Today is Remembrance Sunday so whilst I finalise the blog on Ali Lapper, I want to revisit a blog published in November 2009 on William Bushrod.

William has lived in Shoreham for over 50 years and was a wireless operator in the Second World War.

1945. William, leading wireless operator.

In 1942 he was working in Southdowns Bus Company in Portslade. He was already in the Home Guard and Sea Cadets so it felt natural to enlist to join the Royal Navy. Thus on 13th March Bill joined around 20 other 17 years olds from all over the country to train as a wireless operator.

It was a happy time as the men got on well, despite their varied backgrounds, accents and attitudes. Sadly for Bill though, it was short-lived. He suffered from tonsillitis between the final exams and being drafted, so whilst his classmates left for their ships, he was stuck in hospital and lost contact with them. In October Bill was finally drafted to HMS Europa, but it was on HMS British that he spent most of his naval career.

HMS British was the senior vessel in a group of four minesweepers on patrol between Cromer and Flamborough Head when Bill was there. The minesweepers were responsible for clearing mines dropped in the shipping lanes. They did this by trailing gear behind them that severed the wires connecting the mines to the seabed. As the mines floated to the surface, they were sunk or exploded.

Bill, as wireless operator on the senior vessel, was responsible for organising the watch for the entire group. Nine out of ten orders were for a silent watch because their patrols were at the top end of E-boat alley. The E stood for enemy and the boats were the German equivalent of allied Patrol or Motor Torpedo Boats. Their official name was Schnellboot, (fast boat), and they had a formidable reputation in the Royal Navy. They dominated night warfare in our coastal waters. Elusive, stealthy and fast, they silently sought out allied vessels and ambushed them. Bill witnessed their effectiveness first hand when an E-Boat ambushed one of their minesweepers. Only the nameplate was left, HMS Cap D'antifer.

After being briefly drafted to a Drifter, Bill returned to shore and at HMS Mercury trained to become a leading telegraphist (wireless operator). In September 1944 he returned to sea, joining HMS Barcley Castle on convoy escort and anti-submarine patrol. She patrolled the western approaches, picking up the convoys in the Atlantic and escorting them back to England. With customary understatement, Bill says, "It wasn't so dangerous then as things had quietened down."

It was whilst HMS Barcley Castle was close to the Channel Islands, that Bill picked up the broadcast to the Germans telling them to prepare to capitulate. He took down every word and sent the message up to the Skipper. War had ended and the ship's company was jubilant. At the end of their escort they were ordered to go to a Loch in Scotland. When they arrived they joined 14 other naval vessels escorting 8 German submarines down to Belfast. It was an impressive sight.

He says of his war experience, "it taught me a lot in so many different ways. How to get on with people of different backgrounds, ways, outlooks and opinions. I enjoyed it to a great extent and I appreciated the service part. I gained promotion. I learnt how to act in charge of other people."

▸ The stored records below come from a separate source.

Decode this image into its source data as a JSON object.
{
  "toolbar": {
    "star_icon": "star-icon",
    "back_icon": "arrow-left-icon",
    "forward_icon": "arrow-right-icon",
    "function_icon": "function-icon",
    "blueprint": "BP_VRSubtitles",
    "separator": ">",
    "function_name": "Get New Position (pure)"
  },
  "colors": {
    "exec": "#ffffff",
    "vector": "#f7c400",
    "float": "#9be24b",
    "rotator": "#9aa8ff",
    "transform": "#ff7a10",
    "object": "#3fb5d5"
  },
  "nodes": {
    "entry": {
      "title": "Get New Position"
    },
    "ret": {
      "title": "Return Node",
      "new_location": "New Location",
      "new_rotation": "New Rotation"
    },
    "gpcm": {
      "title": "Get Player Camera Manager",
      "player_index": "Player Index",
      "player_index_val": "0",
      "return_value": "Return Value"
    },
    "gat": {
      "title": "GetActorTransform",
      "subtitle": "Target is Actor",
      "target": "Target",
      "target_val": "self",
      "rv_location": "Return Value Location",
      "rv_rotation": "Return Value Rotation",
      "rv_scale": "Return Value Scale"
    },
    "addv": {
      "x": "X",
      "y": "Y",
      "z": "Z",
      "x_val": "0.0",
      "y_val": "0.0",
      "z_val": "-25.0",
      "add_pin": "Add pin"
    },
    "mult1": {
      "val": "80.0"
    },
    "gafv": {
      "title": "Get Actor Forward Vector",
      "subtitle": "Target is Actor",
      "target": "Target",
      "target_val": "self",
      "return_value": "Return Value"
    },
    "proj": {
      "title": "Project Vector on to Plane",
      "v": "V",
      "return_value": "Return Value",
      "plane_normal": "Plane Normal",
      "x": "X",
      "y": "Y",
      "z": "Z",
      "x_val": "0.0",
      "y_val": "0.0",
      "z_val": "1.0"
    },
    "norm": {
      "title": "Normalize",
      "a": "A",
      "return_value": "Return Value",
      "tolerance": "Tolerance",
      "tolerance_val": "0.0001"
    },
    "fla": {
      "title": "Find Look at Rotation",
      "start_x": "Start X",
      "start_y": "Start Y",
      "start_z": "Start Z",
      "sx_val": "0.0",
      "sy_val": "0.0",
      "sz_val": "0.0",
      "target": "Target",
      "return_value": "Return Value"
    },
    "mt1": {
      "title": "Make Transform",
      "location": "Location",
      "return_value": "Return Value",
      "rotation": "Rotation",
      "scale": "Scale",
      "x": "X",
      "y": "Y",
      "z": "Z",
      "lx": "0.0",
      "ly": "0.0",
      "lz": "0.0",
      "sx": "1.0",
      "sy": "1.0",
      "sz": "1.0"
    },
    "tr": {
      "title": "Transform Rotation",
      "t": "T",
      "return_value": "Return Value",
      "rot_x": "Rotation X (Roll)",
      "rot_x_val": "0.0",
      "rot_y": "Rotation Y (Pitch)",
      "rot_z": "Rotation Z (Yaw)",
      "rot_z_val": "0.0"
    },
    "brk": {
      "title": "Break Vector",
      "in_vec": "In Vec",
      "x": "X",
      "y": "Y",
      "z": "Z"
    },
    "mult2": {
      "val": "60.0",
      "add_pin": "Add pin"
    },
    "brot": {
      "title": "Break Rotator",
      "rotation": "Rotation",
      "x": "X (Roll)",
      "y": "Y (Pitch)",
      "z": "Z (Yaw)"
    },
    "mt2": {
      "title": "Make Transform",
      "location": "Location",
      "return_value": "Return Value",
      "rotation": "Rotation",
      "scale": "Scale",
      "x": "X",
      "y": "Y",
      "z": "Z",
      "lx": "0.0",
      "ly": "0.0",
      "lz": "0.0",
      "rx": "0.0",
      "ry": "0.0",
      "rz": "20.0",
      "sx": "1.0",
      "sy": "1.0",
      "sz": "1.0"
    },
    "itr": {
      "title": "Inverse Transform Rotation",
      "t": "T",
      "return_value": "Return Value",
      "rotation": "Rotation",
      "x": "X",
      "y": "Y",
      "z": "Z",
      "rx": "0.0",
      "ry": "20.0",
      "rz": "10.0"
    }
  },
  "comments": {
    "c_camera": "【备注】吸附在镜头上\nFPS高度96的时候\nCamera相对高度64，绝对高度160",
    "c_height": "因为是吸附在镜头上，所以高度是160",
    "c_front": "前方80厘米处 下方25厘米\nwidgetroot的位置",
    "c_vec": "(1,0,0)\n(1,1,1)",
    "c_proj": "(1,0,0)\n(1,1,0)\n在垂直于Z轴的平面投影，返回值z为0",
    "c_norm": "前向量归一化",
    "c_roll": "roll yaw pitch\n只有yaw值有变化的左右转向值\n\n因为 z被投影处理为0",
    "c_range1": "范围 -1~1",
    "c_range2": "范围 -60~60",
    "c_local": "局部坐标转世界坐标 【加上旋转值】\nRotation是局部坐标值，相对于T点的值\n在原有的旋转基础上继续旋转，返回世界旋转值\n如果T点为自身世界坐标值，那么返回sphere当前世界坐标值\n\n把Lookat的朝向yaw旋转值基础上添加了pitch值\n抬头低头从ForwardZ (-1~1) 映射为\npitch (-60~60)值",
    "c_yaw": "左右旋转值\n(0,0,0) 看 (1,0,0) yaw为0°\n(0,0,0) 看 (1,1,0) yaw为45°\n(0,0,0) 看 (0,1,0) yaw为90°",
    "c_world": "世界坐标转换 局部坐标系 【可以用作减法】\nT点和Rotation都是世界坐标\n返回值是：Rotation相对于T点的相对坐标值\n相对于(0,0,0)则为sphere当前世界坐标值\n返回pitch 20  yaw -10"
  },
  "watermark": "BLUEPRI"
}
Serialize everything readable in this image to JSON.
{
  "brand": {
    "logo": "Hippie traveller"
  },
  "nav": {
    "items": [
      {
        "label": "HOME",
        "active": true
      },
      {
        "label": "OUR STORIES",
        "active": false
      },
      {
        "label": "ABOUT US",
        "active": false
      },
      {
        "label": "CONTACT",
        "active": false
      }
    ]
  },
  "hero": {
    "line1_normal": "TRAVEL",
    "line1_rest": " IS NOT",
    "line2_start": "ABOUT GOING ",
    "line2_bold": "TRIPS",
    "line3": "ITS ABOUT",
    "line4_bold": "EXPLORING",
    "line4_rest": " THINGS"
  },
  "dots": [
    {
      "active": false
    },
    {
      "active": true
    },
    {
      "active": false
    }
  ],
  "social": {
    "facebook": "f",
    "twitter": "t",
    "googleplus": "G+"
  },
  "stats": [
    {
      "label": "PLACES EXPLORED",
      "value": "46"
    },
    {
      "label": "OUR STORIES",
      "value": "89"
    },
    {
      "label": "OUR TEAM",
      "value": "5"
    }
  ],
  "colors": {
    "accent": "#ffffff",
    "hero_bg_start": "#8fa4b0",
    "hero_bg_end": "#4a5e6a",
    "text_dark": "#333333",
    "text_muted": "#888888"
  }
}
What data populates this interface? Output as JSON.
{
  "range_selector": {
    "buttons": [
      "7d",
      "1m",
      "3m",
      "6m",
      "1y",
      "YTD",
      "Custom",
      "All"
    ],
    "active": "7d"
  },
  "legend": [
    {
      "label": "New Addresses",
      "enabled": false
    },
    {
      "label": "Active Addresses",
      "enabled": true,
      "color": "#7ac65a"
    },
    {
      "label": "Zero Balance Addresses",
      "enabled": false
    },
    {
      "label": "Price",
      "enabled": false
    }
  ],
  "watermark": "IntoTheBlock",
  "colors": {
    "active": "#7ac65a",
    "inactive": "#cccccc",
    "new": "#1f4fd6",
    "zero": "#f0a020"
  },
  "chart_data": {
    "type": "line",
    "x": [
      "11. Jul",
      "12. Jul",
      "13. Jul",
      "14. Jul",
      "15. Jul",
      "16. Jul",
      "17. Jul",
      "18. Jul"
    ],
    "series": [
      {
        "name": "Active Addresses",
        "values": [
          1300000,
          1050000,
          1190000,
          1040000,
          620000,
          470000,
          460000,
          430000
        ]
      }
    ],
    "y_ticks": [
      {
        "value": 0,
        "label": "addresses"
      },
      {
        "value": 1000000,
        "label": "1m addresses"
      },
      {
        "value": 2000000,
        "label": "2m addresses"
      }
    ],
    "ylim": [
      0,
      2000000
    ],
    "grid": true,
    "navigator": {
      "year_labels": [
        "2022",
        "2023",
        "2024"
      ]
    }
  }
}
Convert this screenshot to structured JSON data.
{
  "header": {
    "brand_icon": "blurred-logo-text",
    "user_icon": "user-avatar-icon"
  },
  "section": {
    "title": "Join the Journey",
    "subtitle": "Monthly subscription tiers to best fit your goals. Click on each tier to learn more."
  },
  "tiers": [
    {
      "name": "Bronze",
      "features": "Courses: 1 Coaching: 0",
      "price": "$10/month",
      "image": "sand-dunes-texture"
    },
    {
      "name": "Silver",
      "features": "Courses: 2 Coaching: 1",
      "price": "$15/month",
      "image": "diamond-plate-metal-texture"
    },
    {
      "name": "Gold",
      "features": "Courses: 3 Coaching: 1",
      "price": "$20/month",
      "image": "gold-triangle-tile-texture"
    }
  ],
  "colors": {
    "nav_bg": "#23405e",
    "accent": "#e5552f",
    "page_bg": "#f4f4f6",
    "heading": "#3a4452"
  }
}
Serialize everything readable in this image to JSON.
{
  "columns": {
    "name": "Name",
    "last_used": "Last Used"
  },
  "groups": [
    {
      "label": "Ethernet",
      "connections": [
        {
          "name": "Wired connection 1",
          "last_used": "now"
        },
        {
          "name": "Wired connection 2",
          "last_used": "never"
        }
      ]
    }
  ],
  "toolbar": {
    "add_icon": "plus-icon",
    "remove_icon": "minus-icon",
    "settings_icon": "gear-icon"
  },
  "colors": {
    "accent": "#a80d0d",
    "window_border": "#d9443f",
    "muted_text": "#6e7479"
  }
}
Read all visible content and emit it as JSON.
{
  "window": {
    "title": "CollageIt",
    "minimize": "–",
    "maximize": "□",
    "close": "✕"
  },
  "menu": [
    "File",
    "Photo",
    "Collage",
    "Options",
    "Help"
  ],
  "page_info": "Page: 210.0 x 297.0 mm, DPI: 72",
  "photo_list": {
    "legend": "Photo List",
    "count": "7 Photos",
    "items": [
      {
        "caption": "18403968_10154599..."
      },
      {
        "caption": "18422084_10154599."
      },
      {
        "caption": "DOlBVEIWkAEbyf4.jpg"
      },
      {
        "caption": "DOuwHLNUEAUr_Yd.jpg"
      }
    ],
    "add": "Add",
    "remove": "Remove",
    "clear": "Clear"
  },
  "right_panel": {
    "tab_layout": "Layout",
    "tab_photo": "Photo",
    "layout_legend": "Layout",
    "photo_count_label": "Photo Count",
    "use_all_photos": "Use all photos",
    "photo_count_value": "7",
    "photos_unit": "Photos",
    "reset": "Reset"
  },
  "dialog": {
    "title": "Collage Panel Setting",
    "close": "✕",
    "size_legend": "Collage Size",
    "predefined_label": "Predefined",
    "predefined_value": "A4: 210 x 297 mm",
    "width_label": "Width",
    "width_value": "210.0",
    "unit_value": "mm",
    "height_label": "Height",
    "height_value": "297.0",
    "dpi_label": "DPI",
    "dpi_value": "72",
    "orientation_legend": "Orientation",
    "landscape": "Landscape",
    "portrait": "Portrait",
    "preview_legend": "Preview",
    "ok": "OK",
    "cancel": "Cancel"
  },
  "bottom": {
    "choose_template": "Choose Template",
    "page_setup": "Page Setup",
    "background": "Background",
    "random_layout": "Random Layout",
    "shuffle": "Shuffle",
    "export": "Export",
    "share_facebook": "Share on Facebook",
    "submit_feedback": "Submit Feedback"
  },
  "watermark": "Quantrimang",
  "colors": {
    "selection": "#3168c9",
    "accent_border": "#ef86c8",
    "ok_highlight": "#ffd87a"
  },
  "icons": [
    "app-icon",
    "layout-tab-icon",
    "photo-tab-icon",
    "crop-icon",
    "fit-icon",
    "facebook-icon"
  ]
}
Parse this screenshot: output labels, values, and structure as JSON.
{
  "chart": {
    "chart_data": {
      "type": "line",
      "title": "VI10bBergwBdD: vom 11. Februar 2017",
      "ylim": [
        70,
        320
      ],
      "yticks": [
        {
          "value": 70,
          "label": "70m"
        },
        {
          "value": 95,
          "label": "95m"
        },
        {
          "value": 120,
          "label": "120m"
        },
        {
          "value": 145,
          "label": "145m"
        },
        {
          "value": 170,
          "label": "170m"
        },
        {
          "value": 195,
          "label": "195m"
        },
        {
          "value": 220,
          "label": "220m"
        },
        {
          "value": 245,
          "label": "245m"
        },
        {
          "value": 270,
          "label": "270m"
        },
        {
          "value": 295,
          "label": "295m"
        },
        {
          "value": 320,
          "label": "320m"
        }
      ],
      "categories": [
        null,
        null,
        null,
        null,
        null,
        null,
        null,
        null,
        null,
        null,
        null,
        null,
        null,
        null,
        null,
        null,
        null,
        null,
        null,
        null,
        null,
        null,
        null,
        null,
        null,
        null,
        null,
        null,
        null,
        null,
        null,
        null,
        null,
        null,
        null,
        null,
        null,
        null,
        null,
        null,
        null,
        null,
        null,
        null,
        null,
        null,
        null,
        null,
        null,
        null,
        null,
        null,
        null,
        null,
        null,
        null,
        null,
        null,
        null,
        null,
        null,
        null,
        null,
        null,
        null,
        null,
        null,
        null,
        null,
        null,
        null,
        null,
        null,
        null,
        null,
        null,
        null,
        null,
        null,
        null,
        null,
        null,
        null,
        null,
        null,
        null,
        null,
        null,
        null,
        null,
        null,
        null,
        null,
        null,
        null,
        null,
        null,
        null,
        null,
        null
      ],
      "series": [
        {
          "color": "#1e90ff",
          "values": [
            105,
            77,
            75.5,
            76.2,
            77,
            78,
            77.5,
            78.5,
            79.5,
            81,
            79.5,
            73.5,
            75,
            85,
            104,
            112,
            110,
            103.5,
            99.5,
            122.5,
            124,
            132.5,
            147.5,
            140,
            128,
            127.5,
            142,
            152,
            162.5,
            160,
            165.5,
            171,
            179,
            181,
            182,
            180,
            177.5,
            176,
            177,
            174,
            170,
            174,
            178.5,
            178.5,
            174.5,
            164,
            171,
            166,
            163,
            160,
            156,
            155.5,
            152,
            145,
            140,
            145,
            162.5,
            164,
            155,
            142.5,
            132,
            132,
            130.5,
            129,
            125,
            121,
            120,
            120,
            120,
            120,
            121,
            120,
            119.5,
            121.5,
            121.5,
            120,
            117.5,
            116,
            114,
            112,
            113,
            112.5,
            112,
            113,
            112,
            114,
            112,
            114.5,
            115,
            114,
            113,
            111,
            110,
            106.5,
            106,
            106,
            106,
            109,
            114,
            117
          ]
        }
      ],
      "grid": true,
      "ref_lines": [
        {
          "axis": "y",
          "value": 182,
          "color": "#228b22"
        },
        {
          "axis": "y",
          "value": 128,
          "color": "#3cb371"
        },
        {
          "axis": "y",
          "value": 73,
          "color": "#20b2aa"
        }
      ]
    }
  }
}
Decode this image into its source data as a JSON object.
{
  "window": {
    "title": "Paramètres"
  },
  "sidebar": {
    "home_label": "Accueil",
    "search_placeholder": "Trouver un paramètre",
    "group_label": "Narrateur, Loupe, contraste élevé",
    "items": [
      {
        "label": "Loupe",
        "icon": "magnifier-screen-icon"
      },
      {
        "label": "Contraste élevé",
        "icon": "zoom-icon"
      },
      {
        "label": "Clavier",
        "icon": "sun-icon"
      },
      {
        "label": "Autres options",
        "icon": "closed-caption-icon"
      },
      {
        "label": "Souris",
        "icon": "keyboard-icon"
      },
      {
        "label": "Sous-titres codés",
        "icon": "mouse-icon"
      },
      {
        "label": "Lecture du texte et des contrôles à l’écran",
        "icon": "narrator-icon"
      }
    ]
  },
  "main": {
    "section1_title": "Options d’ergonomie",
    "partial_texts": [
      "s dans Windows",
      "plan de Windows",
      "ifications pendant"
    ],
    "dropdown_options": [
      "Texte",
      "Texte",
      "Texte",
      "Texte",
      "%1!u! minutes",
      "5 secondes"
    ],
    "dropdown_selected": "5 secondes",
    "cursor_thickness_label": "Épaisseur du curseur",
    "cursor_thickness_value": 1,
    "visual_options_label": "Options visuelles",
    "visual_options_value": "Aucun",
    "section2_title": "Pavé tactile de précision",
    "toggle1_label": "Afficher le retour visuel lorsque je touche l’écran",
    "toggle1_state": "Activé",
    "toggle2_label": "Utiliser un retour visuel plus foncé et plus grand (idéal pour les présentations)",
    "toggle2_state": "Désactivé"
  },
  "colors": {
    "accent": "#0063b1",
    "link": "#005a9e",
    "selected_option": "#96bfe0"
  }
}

Now approaching 90, William was one of the hundreds of local people who gathered at the town’s Cenotaph this morning to remember the dead. He may also be at Shoreham Fort tonight for a candlelit Remembrance Service. I will be there reading “Taking a Stand” by John Bailey.

Next week, I'll return to the series of blogs on disability.

Good-bye for now.